In General. The question of method is an important preliminary to all scientific work. It involves the two great questions, first, what is the destination, and second, what is the road to the destination. In the preceding chapter, in the consideration of the subject-matter of psychology, the former has been considered. It remains to inquire into the latter; through what means or by what kind of procedure shall we investigate the matter before us in order to reach the most general and exhaustive results?
This problem is practically solved for us in the method of the objective sciences. For if, as has been said, psychology is a science of fact, as they are, and proceeds by the observation of a given class of facts, as they do, then the tried method of procedure which they employ will be most productive here.

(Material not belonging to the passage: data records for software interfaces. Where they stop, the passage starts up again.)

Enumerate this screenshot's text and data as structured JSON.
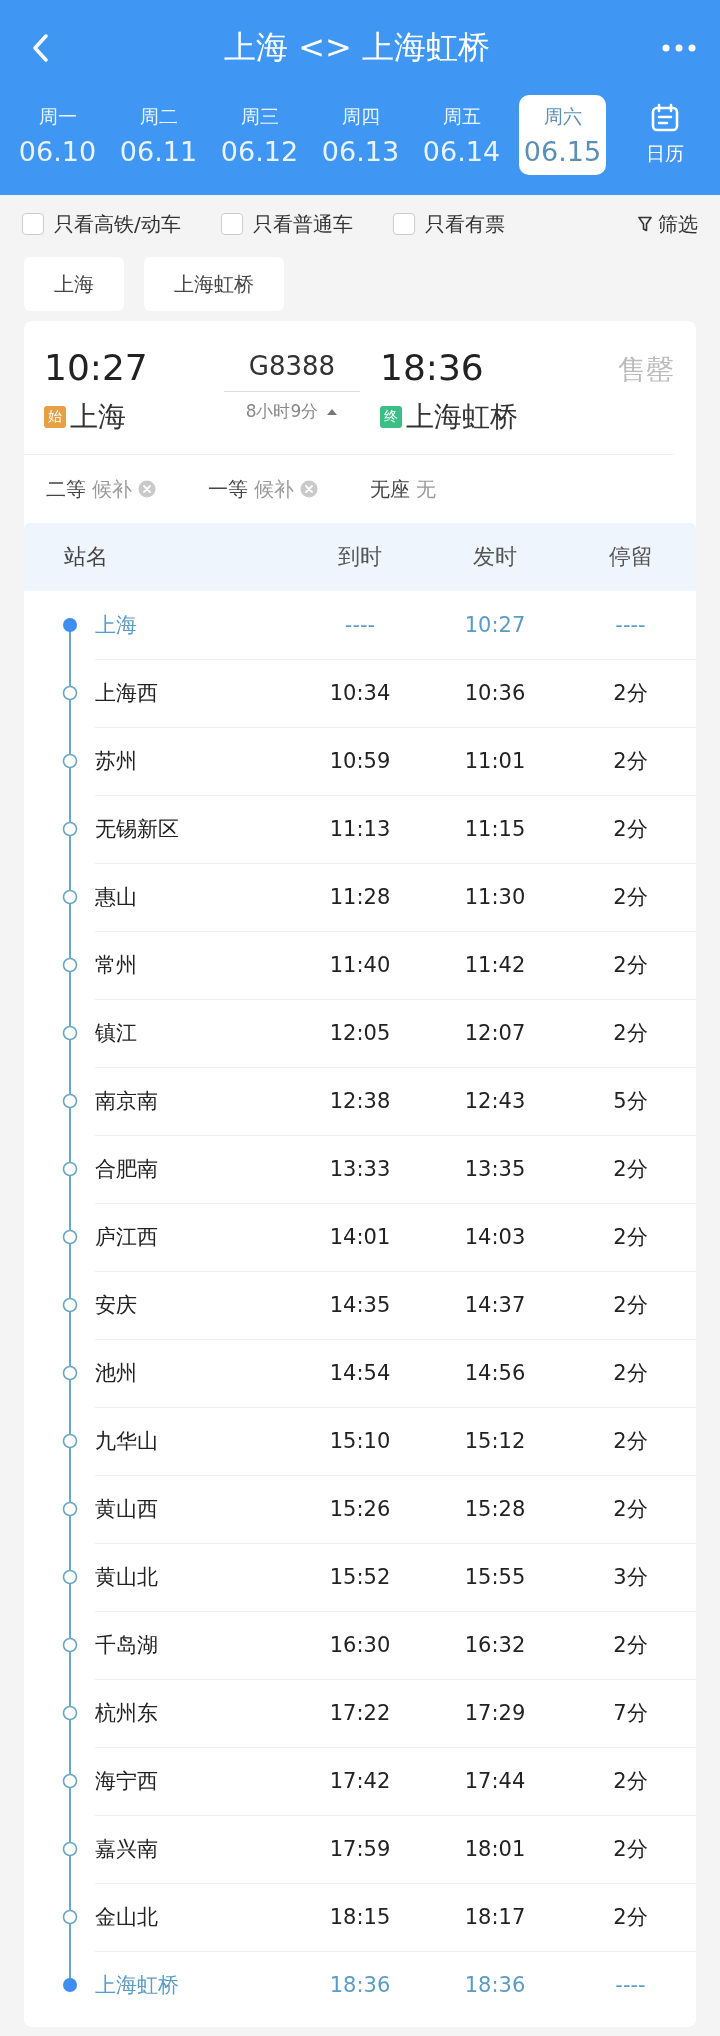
{
  "header": {
    "title": "上海 <> 上海虹桥"
  },
  "dates": [
    {
      "weekday": "周一",
      "date": "06.10",
      "selected": false
    },
    {
      "weekday": "周二",
      "date": "06.11",
      "selected": false
    },
    {
      "weekday": "周三",
      "date": "06.12",
      "selected": false
    },
    {
      "weekday": "周四",
      "date": "06.13",
      "selected": false
    },
    {
      "weekday": "周五",
      "date": "06.14",
      "selected": false
    },
    {
      "weekday": "周六",
      "date": "06.15",
      "selected": true
    }
  ],
  "calendar": {
    "label": "日历"
  },
  "filters": [
    {
      "label": "只看高铁/动车",
      "checked": false
    },
    {
      "label": "只看普通车",
      "checked": false
    },
    {
      "label": "只看有票",
      "checked": false
    }
  ],
  "filter_button": {
    "label": "筛选"
  },
  "station_chips": [
    "上海",
    "上海虹桥"
  ],
  "train": {
    "depart_time": "10:27",
    "number": "G8388",
    "arrive_time": "18:36",
    "status": "售罄",
    "from_badge": "始",
    "from": "上海",
    "duration": "8小时9分",
    "expanded": true,
    "to_badge": "终",
    "to": "上海虹桥"
  },
  "seats": [
    {
      "class": "二等",
      "availability": "候补",
      "kind": "waitlist"
    },
    {
      "class": "一等",
      "availability": "候补",
      "kind": "waitlist"
    },
    {
      "class": "无座",
      "availability": "无",
      "kind": "none"
    }
  ],
  "table": {
    "columns": [
      "站名",
      "到时",
      "发时",
      "停留"
    ],
    "rows": [
      {
        "station": "上海",
        "arrive": "----",
        "depart": "10:27",
        "stay": "----",
        "kind": "terminus"
      },
      {
        "station": "上海西",
        "arrive": "10:34",
        "depart": "10:36",
        "stay": "2分",
        "kind": "stop"
      },
      {
        "station": "苏州",
        "arrive": "10:59",
        "depart": "11:01",
        "stay": "2分",
        "kind": "stop"
      },
      {
        "station": "无锡新区",
        "arrive": "11:13",
        "depart": "11:15",
        "stay": "2分",
        "kind": "stop"
      },
      {
        "station": "惠山",
        "arrive": "11:28",
        "depart": "11:30",
        "stay": "2分",
        "kind": "stop"
      },
      {
        "station": "常州",
        "arrive": "11:40",
        "depart": "11:42",
        "stay": "2分",
        "kind": "stop"
      },
      {
        "station": "镇江",
        "arrive": "12:05",
        "depart": "12:07",
        "stay": "2分",
        "kind": "stop"
      },
      {
        "station": "南京南",
        "arrive": "12:38",
        "depart": "12:43",
        "stay": "5分",
        "kind": "stop"
      },
      {
        "station": "合肥南",
        "arrive": "13:33",
        "depart": "13:35",
        "stay": "2分",
        "kind": "stop"
      },
      {
        "station": "庐江西",
        "arrive": "14:01",
        "depart": "14:03",
        "stay": "2分",
        "kind": "stop"
      },
      {
        "station": "安庆",
        "arrive": "14:35",
        "depart": "14:37",
        "stay": "2分",
        "kind": "stop"
      },
      {
        "station": "池州",
        "arrive": "14:54",
        "depart": "14:56",
        "stay": "2分",
        "kind": "stop"
      },
      {
        "station": "九华山",
        "arrive": "15:10",
        "depart": "15:12",
        "stay": "2分",
        "kind": "stop"
      },
      {
        "station": "黄山西",
        "arrive": "15:26",
        "depart": "15:28",
        "stay": "2分",
        "kind": "stop"
      },
      {
        "station": "黄山北",
        "arrive": "15:52",
        "depart": "15:55",
        "stay": "3分",
        "kind": "stop"
      },
      {
        "station": "千岛湖",
        "arrive": "16:30",
        "depart": "16:32",
        "stay": "2分",
        "kind": "stop"
      },
      {
        "station": "杭州东",
        "arrive": "17:22",
        "depart": "17:29",
        "stay": "7分",
        "kind": "stop"
      },
      {
        "station": "海宁西",
        "arrive": "17:42",
        "depart": "17:44",
        "stay": "2分",
        "kind": "stop"
      },
      {
        "station": "嘉兴南",
        "arrive": "17:59",
        "depart": "18:01",
        "stay": "2分",
        "kind": "stop"
      },
      {
        "station": "金山北",
        "arrive": "18:15",
        "depart": "18:17",
        "stay": "2分",
        "kind": "stop"
      },
      {
        "station": "上海虹桥",
        "arrive": "18:36",
        "depart": "18:36",
        "stay": "----",
        "kind": "terminus"
      }
    ]
  }
}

True scientific method includes the three following processes, the first two of which belong more properly to Induction.2 First, Observation; by which is meant the widest possible appeal to fact, by way of an actual understanding of the cases in hand. It must be extended to include all reliable testimony. The broad defining marks of the material treated of become thus apparent and great classes are reached. This constitutes natural history, rather than natural science; it describes the subject-matter but does not explain it. Second, Experiment; which consists____________________